Legends and Hoards of Thrace – 9 days

Short itinerary:

Day 1: Sofia – arrival

Day 2: Sofia – Veliko Turnovo

Day 3: Veliko Turnovo – Isperih – Sboryanovo – Veliko Turnovo

Day 4: Veliko Turnovo – Shipka – Kazanluk

Day 5: Kazanluk – Starosel – Plovdiv

Day 6: Plovdiv – Kurdjali

Day 7: Kurdjali – Perperikon – Tatul – Kurdjali

Day 8: Kurdjali – Plovdiv – Rila Monastery – Sofia

Day 9: Sofia – departure


The Thracians inhabit today’s Bulgaria from the Bronze Age to the late Antique Age. Since the 4th millenia BC to the 6th c AD, they crated a unique civilization equalled only by the Greek and the Perisian. The most famous Thracian tribes were the Odrissians, the Ghetians, the Tribalians, the Serdians, and the Dhacians. In the 6th C BC they united in states. In the beginning of the 1st C AD they were conquerred by the Romans and after the 5th – 6th C AD by the Slav and Bulgarian tribes…


The Thracian tribes are the first mentioned in Homer’s Iliad and Odyssey. He described them as brave warriors and excellent seafarers, allies of the Troyans in their war against the Achaeans.

Featured SITES:

Starosel: In 2000, a sensational discovery occurred near the village of Starosel, in central Bulgaria.  Archaeologists found the enormous temple/grave from 5th-4th c BC, of what is believed to be a Thracian ruler, possibly Sitakes I, the first king of a combined Thracian empire. Sitalkes ruled from the Danube to the Aegean.

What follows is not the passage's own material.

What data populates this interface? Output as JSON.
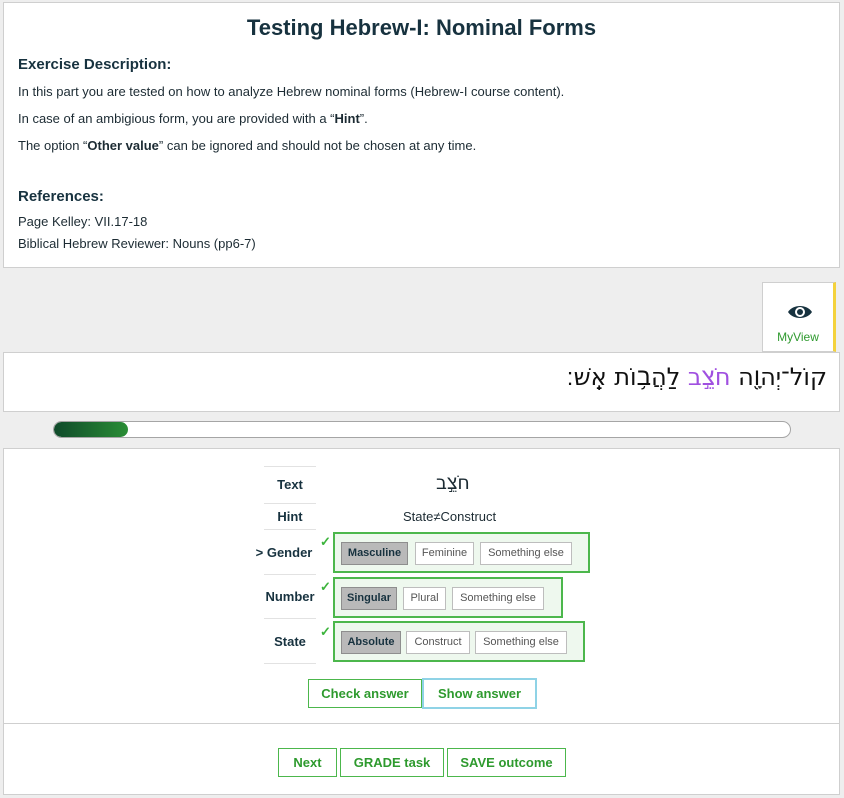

Sboryanovo: The reservation, declared in 1988, with an area of about 16000m2 protects rare creations of nature and one of the greatest concentrations of archaeological sites in the country. The most notable of them belong to the culture of the Thracians – more than 100 tumuli, vast areas surrounded by stone walls, cult places, sanctuaries and others, dated to the 1st mill.BC, as well as important sites from the Praehistoric, Roman and the Mediaeval periods. Includes Sveshtari Thracian tomb ( UNESCO site )

Perperikon: The ancient Thracian city of Perperikon is located in the Eastern Rhodopes, 15 km northeast of the present-day town of Kardzhali, Bulgaria, on a 470 m high rocky hill, which is thought to have been a sacred place. Perperikon is the largest megalith ensemble in the Balkans. It is thought that the famous Temple of Dionysius is located at this location.

Tatul: The Tatul sanctuary is situated just outside the present-day village of Tatul, 8km to northeast of the town of Momchilgrad. The temple lies inside the fortress walls of a Thracian fortress and is believed to have been dedicated to the famous Thracian singer, Orpheus. The sanctuary, deemed to date back to the 12th century BC, represents a big monolithic rock shaped by men into a pyramid. It is 4.5m high and 6m wide at its base. Within its body, worshippers have dug two rocky cemeteries, 8 stairs, and a niche for laying a ritual plate.

Kazanluk Valley: With the 1500 and over Thracian mounds the Kazanluk Valley has every reason to be called the Valley of the Thracian Kings. Of these 14 are in the proximity of the town of Kazanluk and some are cultural monuments of world importance, dating from 5th-3rd c BC.



  • Dionysus, the Thracian god of wine, represents not only the intoxicating power of wine, but also its social and beneficent influences.
  • Orpheus, in Greek legend, was the chief representative of the art of song and playing the lyre, and of great importance in the religious history of Bulgaria and Greece.
  • Spartacus was a Thracian enslaved by the Romans, who led a large slave uprising in what is now Italy in (73 BC – 71 BC). His army of escaped gladiators and slaves defeated several Roman legions in what is known as the Third Servile War.